How to Analyze a Lost Sale

New sales prospects are exciting, but sales don’t always go the way you plan! The good news is, for those opportunities you don’t close, there is still plenty of value to be gained.

Remember: making the most of every lead means learning from the ones that don’t turn into closed sales

Lost sales opportunities are inevitable. Nevertheless, every lost sales lead is an amazing opportunity to improve your sales process, strengthen your sales team, and bringing you closer than ever to closing the next deal.

This article will show you how to analyze lost sales effectively, so that even your missed opportunities ultimately lead to increased sales revenue.

Benefits of Analyzing a Lost Sale

Doing a lost sales analysis encourages you to learn by exploring what could have been done better. The analysis provides your sales team with feedback that gives them a valuable experience they can apply to future sales, and new knowledge about how to close more in the future. It also strengthens communication throughout your sales team by encouraging open discussions and honest assessments.

To Analyze a Lost Sale, Revisit Your Ideal Customer

For sales reps to be successful, they need to know who the ideal customer is. This idea of the ideal customer should be revisited every time a sale that has been lost. For example, if your company begins offering a new product line, your initial idea of the ideal customer when you first started your business might no longer apply. This could cause you to lose out on sales. Any changes, even just those that come with growth, can change who your ideal customer is.

For all lost sales opportunities, try to figure out what characteristics of your ideal customer the lost prospect had been aligned with. What lead your sales people to pursue this particular customer? What are this lost prospect’s similarities and differences with others who went on to actually become customers?

Retrace Your Steps

Furthermore, after comparing and contrasting the lost opportunity with ideal customers, you need to retrace your steps at every part of the sales funnel to figure out what went wrong. Start with the sales pitch. Put yourself on the same buyer’s journey that the prospective customer went on, and assess each point:

1.    Revisit Your Communication

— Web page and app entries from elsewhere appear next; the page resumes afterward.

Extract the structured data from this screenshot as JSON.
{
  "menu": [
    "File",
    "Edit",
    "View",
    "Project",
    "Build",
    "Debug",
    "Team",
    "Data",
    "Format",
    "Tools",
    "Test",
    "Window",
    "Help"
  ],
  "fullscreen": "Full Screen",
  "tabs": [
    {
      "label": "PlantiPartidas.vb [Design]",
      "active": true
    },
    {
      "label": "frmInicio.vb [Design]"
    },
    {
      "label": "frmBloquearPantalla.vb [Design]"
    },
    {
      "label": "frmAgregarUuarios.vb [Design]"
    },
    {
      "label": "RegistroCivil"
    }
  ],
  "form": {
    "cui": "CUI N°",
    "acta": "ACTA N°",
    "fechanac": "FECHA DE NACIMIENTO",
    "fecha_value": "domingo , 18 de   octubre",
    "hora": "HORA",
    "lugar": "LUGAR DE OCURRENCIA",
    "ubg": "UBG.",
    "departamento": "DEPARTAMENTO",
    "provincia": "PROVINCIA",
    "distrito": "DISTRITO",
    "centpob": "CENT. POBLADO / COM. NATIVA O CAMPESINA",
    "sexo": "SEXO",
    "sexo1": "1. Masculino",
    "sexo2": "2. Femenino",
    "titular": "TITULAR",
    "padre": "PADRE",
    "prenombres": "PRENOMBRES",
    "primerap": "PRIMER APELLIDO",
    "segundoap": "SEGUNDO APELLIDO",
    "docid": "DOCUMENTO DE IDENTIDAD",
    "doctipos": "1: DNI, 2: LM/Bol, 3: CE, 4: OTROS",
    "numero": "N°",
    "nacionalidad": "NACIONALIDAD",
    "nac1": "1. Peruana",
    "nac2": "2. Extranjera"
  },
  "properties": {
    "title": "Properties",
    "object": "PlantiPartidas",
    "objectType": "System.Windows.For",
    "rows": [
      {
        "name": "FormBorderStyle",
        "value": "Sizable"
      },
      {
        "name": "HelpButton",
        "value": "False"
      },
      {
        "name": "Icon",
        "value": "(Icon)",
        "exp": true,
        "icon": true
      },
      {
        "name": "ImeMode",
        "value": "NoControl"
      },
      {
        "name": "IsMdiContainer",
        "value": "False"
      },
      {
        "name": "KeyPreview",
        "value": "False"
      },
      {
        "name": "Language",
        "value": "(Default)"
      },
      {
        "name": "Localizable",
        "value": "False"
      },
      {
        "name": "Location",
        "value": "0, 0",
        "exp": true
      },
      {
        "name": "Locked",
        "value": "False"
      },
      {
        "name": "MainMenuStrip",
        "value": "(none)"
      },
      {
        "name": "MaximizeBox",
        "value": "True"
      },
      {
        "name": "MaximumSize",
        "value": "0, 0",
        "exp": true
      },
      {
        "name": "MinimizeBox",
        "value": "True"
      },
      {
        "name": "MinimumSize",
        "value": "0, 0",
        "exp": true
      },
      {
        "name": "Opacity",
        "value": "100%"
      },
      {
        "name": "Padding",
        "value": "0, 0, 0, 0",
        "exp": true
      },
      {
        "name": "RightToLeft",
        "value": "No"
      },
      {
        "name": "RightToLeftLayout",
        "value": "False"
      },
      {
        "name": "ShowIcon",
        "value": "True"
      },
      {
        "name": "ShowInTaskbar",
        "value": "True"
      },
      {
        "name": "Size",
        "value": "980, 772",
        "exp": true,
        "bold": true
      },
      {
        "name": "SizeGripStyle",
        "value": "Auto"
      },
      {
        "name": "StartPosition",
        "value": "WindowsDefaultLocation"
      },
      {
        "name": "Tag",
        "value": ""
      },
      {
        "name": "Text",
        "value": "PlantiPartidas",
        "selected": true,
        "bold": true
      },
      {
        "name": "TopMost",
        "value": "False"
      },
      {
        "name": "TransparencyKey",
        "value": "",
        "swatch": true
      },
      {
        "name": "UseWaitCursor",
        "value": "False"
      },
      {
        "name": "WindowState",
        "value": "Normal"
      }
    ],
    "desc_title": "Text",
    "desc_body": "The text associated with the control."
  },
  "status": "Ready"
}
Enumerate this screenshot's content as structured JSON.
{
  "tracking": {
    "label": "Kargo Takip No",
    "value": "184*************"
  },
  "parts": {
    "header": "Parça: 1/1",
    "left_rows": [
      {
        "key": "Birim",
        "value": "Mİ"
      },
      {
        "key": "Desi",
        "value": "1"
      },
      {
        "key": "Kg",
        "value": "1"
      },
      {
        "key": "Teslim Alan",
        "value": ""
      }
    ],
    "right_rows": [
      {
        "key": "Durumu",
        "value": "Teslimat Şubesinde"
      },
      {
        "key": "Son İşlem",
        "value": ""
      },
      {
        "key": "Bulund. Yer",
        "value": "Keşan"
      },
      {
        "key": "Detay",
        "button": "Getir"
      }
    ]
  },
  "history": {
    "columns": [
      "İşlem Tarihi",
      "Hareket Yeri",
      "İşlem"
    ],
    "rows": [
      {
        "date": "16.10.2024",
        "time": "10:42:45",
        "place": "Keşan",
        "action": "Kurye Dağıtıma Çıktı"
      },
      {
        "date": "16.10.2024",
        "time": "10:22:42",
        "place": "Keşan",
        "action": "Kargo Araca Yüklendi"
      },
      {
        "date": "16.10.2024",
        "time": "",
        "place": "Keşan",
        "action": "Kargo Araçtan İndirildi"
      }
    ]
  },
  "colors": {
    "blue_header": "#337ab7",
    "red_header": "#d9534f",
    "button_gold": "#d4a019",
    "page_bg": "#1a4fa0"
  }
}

Look at communications with the customer. Was it personal enough? Were follow-ups well timed? Analyze points where things could have been done differently.

2.    Figure Out if You Followed the Sales Process

If an opportunity is lost, it’s possible that part of the sales process wasn’t followed. Find out if part of the process was missed, and if so, figure out what part, why, and by whom. The idea isn’t to find someone to blame, but to connect the lost opportunity with a concrete reason so that you know what action to take.

3.    Look at a Timeline of the Lost Sale

Use your customer relationship management system, or CRM, to look at a timeline of the lost sale. Did the buying process seem to stall at one particular point? Was there a “turning point” where the customer’s interest clearly began to decrease? If you can use a timeline of the sales process to see exactly where things broke down, you can do a better win/loss analysis. This helps you diagnose the problem, and close more sales in the future.

4.    Consider How Objections Were Handled

Look at each time the prospect presented an objection. Was it handled as well as it could have been? What was the customer’s response after you addressed their objections? Fine-tuning how you handle objections will lead to fewer missed opportunities.

Understand the WHY

In order to analyze a lost sale effectively, the most important thing is to understand WHY the sale was lost. Only then can you determine what changes would have led to a different outcome. Did the customer’s needs change? If their needs weren’t a good fit, why did the conversation start to begin with? Did the customer’s short or long-term goals change along the way?

Lost sales can also be a matter of bad timing. Maybe you tried to sell when a customer’s budget was already used up, or after they had already signed on with a competitor’s company. If a prospect does go to a competitor, try to analyze your pricing versus theirs, and see if you can offer a better value.

If a competing company wins a customer over, you might not have communicated well enough what makes your company different—and better—than the competition. Figure out what you can offer that your competitor cannot, and you’ll give yourself a leg up during those conversations.

Final Thoughts

Thankfully, you have more tools than ever to analyze every lost opportunity in-depth. CRM software is a critical pillar of every sales technology suite, but now there are even learning algorithms that can help automate the assessment of lost sales and collect data from each opportunity, giving you insights that a human analysis might have missed. Make the most of these tools, and you’ll get more out of your sales team.

Lost sales are your best opportunity to strengthen your sales and marketing teams. Lose too many, and your business might have to close down. But make the most of every single lost opportunity with an in-depth analysis, and you’ll start closing more sales than ever!